- Required action -
Give every entry again, word for word and in full.
>>>>>
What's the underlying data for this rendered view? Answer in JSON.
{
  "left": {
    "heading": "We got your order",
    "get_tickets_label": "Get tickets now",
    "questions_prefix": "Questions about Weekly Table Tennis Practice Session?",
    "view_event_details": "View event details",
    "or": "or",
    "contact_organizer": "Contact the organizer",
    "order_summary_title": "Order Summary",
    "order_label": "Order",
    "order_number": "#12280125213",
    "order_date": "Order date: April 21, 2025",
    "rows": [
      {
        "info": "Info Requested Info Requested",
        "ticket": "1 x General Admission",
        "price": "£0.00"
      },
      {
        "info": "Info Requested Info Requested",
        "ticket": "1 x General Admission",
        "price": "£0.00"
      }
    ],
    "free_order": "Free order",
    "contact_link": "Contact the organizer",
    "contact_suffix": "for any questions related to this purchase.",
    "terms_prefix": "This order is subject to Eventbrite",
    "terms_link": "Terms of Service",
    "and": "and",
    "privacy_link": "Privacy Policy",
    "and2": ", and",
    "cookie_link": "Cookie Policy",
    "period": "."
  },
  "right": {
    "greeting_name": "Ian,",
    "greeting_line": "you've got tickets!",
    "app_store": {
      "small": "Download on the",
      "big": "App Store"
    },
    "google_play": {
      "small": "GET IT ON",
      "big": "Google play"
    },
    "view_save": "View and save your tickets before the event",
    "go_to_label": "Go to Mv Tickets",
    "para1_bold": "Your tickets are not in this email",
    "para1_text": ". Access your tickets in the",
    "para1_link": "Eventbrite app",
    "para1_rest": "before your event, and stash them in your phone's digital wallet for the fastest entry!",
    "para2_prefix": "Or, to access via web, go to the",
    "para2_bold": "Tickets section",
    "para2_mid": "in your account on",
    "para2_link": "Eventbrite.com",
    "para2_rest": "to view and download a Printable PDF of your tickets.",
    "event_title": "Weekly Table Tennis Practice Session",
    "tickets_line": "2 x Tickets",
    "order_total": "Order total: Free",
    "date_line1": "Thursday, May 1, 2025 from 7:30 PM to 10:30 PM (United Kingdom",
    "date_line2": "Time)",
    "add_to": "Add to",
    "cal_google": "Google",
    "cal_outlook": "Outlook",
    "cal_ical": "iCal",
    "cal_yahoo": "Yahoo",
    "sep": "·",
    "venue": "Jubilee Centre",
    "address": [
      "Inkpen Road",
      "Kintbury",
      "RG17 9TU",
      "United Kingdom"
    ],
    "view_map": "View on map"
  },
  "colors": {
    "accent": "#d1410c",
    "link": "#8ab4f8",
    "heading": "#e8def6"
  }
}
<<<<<
- Task response -
What's the underlying data for this rendered view? Answer in JSON.
{
  "left": {
    "heading": "We got your order",
    "get_tickets_label": "Get tickets now",
    "questions_prefix": "Questions about Weekly Table Tennis Practice Session?",
    "view_event_details": "View event details",
    "or": "or",
    "contact_organizer": "Contact the organizer",
    "order_summary_title": "Order Summary",
    "order_label": "Order",
    "order_number": "#12280125213",
    "order_date": "Order date: April 21, 2025",
    "rows": [
      {
        "info": "Info Requested Info Requested",
        "ticket": "1 x General Admission",
        "price": "£0.00"
      },
      {
        "info": "Info Requested Info Requested",
        "ticket": "1 x General Admission",
        "price": "£0.00"
      }
    ],
    "free_order": "Free order",
    "contact_link": "Contact the organizer",
    "contact_suffix": "for any questions related to this purchase.",
    "terms_prefix": "This order is subject to Eventbrite",
    "terms_link": "Terms of Service",
    "and": "and",
    "privacy_link": "Privacy Policy",
    "and2": ", and",
    "cookie_link": "Cookie Policy",
    "period": "."
  },
  "right": {
    "greeting_name": "Ian,",
    "greeting_line": "you've got tickets!",
    "app_store": {
      "small": "Download on the",
      "big": "App Store"
    },
    "google_play": {
      "small": "GET IT ON",
      "big": "Google play"
    },
    "view_save": "View and save your tickets before the event",
    "go_to_label": "Go to Mv Tickets",
    "para1_bold": "Your tickets are not in this email",
    "para1_text": ". Access your tickets in the",
    "para1_link": "Eventbrite app",
    "para1_rest": "before your event, and stash them in your phone's digital wallet for the fastest entry!",
    "para2_prefix": "Or, to access via web, go to the",
    "para2_bold": "Tickets section",
    "para2_mid": "in your account on",
    "para2_link": "Eventbrite.com",
    "para2_rest": "to view and download a Printable PDF of your tickets.",
    "event_title": "Weekly Table Tennis Practice Session",
    "tickets_line": "2 x Tickets",
    "order_total": "Order total: Free",
    "date_line1": "Thursday, May 1, 2025 from 7:30 PM to 10:30 PM (United Kingdom",
    "date_line2": "Time)",
    "add_to": "Add to",
    "cal_google": "Google",
    "cal_outlook": "Outlook",
    "cal_ical": "iCal",
    "cal_yahoo": "Yahoo",
    "sep": "·",
    "venue": "Jubilee Centre",
    "address": [
      "Inkpen Road",
      "Kintbury",
      "RG17 9TU",
      "United Kingdom"
    ],
    "view_map": "View on map"
  },
  "colors": {
    "accent": "#d1410c",
    "link": "#8ab4f8",
    "heading": "#e8def6"
  }
}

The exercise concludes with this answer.